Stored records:
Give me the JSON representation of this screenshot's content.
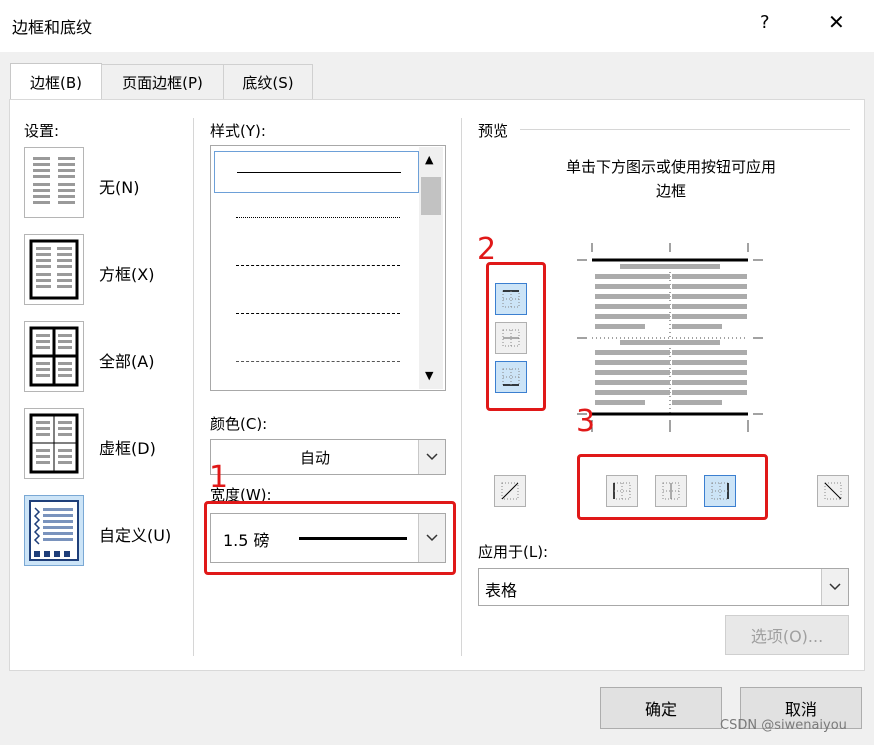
{
  "window": {
    "title": "边框和底纹",
    "help": "?",
    "close": "✕"
  },
  "tabs": [
    {
      "label": "边框(B)",
      "active": true
    },
    {
      "label": "页面边框(P)",
      "active": false
    },
    {
      "label": "底纹(S)",
      "active": false
    }
  ],
  "settings": {
    "label": "设置:",
    "items": [
      {
        "label": "无(N)",
        "icon": "none-border-icon"
      },
      {
        "label": "方框(X)",
        "icon": "box-border-icon"
      },
      {
        "label": "全部(A)",
        "icon": "all-border-icon"
      },
      {
        "label": "虚框(D)",
        "icon": "grid-border-icon"
      },
      {
        "label": "自定义(U)",
        "icon": "custom-border-icon",
        "selected": true
      }
    ]
  },
  "style": {
    "label": "样式(Y):",
    "items": [
      "solid",
      "dotted",
      "dashed-fine",
      "dashed",
      "dash-dot"
    ]
  },
  "color": {
    "label": "颜色(C):",
    "value": "自动"
  },
  "width": {
    "label": "宽度(W):",
    "value": "1.5 磅"
  },
  "preview": {
    "label": "预览",
    "hint_line1": "单击下方图示或使用按钮可应用",
    "hint_line2": "边框"
  },
  "apply_to": {
    "label": "应用于(L):",
    "value": "表格"
  },
  "options_button": "选项(O)...",
  "ok_button": "确定",
  "cancel_button": "取消",
  "annotations": {
    "n1": "1",
    "n2": "2",
    "n3": "3",
    "color": "#e01818"
  },
  "watermark": "CSDN @siwenaiyou"
}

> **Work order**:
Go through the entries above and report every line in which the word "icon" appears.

> **The completed task**:
        "icon": "none-border-icon"
        "icon": "box-border-icon"
        "icon": "all-border-icon"
        "icon": "grid-border-icon"
        "icon": "custom-border-icon",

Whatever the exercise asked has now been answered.